A Look at the Charge of Reckless Homicide in Indiana

When watching the news, it’s impossible to make it through an entire hour of local or national stories without hearing the word “homicide” at least once. Heck, in Chicago alone, over 750 people were killed in 2015…that’s right, over 750 people….close to 2 people a day. Almost everyone when they hear the word “homicide” automatically thinks of someone acting deliberately to kill or harm another individual. But is that always the case? Well, that then begs the question, in order to be charged with homicide, you have to have committed an intentional, right? Nope!

Surprisingly to most people, you can be charged with homicide if you are acting in a reckless manner alone! There is no mens rea, or requirement of an individual acting knowingly or intentionally in a particular fashion in order to end another human beings life. However, homicide charged by reckless behavior alone may not be charged as high as a crime of homicide with intent as an element, yet still — its homicide nonetheless — with potential penalties that can change a person’s life forever.

So what is Reckless Homicide?

Reckless Homicide is defined by Indiana legislature under IC 35-42-1-5, and it states, “a person who recklessly kills another human being commits reckless homicide, a Level 5 Felony.” A Level 5 felony carries a sentence of anywhere from 1-6 years in prison and a fine of up to $10,000. This is a far crime from murder/homicide with intent as an element as that crime carries a penalty of 45-65 years with an advisory of 55 years. Yet, while not quite as harsh a penalty, Reckless Homicide is still a very life altering charge.

For a look at all the sentencing ranges in Indiana, click here for a blog on the topic. For another good overview, click here.

But what does it mean to be “reckless?” Recklessness involves behavior that when looked at from an objective, reasonable perspective, “caused a substantial and unjustifiable risk” to another’s life, and as a result, that person (or someone else) dies. Notice, again, there is no language in that definition that requires someone to intentionally look to hurt or kill someone. Actions alone are enough. If you behave in such a way that a reasonable and objective person believes is too risky, if someone dies as a result, you are criminally liable.

The most common ways that Reckless Homicide is charged when someone mishandles a firearm and or drives recklessly in a vehicle. And, as a result, more often than not someone is also sued civilly in a wrongful death lawsuit by the family of the descendant.

Is Reckless Homicide the same as Involuntary Manslaughter?

Simply put, no. While they are similar in nature, involuntary manslaughter involves a situation where someone I acting in a criminal manner, and while they may not have intended kill someone, a person dies as a result of that criminal act.

While Reckless Homicide is not as harsh of a penalty as homicide, generally, it still carries up to 6 years in jail — no laughing matter. And, recklessness is not an easy thing for the prosecutor to prove — making it much more important that you hire a Indianapolis criminal defense lawyer who knows how to fight these charges.

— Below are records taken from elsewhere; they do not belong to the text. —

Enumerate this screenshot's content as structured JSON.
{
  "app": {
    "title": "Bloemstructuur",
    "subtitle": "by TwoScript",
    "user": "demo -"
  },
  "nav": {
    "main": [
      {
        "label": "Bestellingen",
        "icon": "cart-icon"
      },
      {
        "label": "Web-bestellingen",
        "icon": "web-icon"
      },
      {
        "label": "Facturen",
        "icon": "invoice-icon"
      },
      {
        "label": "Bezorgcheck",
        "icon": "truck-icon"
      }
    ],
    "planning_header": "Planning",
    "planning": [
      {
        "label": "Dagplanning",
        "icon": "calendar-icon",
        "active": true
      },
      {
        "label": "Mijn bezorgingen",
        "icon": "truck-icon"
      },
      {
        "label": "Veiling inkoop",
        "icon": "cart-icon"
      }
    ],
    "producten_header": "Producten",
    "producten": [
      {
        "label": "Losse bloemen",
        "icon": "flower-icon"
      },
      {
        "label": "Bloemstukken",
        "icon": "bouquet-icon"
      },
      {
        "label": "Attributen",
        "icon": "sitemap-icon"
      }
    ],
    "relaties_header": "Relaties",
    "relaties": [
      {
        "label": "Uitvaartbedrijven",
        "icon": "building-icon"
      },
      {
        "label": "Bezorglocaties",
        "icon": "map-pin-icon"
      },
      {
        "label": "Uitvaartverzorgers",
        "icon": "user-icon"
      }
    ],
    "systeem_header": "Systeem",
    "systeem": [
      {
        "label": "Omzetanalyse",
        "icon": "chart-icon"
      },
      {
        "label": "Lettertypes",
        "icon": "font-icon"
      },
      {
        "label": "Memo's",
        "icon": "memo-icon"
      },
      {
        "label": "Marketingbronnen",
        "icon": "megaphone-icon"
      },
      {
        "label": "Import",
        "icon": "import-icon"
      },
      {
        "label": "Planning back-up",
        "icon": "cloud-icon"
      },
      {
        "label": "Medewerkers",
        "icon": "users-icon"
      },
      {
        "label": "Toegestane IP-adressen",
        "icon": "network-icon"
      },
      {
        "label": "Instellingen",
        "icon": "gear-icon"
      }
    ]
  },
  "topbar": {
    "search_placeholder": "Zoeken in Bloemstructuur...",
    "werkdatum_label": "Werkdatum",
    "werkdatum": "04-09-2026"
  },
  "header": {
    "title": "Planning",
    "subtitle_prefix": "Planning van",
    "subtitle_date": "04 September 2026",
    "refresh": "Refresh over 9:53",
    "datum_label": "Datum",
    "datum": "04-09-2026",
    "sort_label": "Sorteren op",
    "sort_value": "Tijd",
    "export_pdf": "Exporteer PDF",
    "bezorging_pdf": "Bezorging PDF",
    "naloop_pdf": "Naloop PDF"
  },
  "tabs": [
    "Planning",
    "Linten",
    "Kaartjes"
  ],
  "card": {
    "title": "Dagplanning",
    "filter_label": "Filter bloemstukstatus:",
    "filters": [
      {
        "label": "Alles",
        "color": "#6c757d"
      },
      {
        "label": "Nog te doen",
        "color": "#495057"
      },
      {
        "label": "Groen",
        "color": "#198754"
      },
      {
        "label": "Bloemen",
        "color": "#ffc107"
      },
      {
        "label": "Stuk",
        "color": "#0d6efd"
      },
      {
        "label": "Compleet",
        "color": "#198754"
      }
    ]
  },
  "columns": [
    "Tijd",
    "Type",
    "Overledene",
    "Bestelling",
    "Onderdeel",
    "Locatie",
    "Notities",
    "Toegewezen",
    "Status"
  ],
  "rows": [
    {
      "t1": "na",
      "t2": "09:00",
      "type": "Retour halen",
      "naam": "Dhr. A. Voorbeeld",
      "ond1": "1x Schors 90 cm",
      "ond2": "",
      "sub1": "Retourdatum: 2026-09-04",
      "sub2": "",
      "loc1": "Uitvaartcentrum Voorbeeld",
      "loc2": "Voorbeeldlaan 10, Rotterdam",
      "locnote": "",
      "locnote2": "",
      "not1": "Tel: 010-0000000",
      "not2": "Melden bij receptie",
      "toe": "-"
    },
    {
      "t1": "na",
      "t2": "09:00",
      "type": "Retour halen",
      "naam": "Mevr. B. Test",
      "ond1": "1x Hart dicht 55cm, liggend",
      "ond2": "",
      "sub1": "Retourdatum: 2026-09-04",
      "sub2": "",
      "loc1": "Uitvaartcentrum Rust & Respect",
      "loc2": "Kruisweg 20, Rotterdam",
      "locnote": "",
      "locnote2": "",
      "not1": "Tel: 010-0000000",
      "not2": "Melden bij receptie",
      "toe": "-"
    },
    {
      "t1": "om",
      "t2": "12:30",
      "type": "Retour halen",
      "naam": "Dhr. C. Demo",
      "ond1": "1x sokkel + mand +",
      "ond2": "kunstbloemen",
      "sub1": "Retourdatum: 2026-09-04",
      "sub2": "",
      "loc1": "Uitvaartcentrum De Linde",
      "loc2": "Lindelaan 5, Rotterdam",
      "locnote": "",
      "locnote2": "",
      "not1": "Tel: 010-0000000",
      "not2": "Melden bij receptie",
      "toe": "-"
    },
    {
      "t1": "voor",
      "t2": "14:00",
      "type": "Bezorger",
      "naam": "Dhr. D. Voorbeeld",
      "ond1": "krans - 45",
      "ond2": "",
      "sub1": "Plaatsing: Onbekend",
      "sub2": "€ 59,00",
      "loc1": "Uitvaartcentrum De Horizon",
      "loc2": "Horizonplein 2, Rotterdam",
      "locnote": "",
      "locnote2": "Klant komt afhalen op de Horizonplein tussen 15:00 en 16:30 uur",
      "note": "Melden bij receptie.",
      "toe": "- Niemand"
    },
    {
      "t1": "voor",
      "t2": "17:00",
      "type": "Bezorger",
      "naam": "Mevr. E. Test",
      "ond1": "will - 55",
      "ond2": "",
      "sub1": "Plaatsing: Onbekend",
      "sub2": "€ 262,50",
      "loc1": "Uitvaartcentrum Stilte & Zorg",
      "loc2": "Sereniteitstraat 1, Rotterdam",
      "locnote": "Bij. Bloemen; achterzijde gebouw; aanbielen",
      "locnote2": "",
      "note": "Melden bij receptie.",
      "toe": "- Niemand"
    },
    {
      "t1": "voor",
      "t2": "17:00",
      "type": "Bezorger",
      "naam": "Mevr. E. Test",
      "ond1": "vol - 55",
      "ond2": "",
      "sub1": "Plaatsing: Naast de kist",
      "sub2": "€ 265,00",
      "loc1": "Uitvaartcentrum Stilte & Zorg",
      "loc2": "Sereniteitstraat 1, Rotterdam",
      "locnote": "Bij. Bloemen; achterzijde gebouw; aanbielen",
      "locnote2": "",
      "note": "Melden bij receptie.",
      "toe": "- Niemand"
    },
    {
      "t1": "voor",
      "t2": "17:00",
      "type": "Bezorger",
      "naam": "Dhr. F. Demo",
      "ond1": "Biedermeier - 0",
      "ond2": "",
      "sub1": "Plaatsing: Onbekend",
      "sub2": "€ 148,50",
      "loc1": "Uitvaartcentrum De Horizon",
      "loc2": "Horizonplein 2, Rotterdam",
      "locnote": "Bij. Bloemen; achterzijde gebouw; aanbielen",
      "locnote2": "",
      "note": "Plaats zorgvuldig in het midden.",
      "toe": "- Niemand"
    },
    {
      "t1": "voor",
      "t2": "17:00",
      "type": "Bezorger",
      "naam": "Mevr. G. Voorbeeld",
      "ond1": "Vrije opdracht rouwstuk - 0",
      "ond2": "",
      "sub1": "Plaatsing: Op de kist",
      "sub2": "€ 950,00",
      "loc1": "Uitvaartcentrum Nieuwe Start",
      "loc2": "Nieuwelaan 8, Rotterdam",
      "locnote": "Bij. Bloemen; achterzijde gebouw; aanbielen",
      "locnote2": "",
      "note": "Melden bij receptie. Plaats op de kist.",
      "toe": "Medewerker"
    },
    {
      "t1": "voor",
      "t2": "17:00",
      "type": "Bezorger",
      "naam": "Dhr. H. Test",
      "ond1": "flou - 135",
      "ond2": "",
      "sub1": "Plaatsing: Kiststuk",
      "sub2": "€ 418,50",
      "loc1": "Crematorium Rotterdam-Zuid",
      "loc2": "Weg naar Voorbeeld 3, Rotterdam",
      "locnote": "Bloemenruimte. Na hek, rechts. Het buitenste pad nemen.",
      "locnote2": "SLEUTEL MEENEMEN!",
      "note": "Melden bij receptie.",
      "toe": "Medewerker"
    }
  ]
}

So if you or a loved one are facing a Reckless Homicide charge (or any charge for that matter) contact the experienced former prosecutors at Banks & Brower today. Call us or email us 24/7/365 at (317) 870-0019 or info@banksbrower.com. We’ve defended people just like you through these tough charges.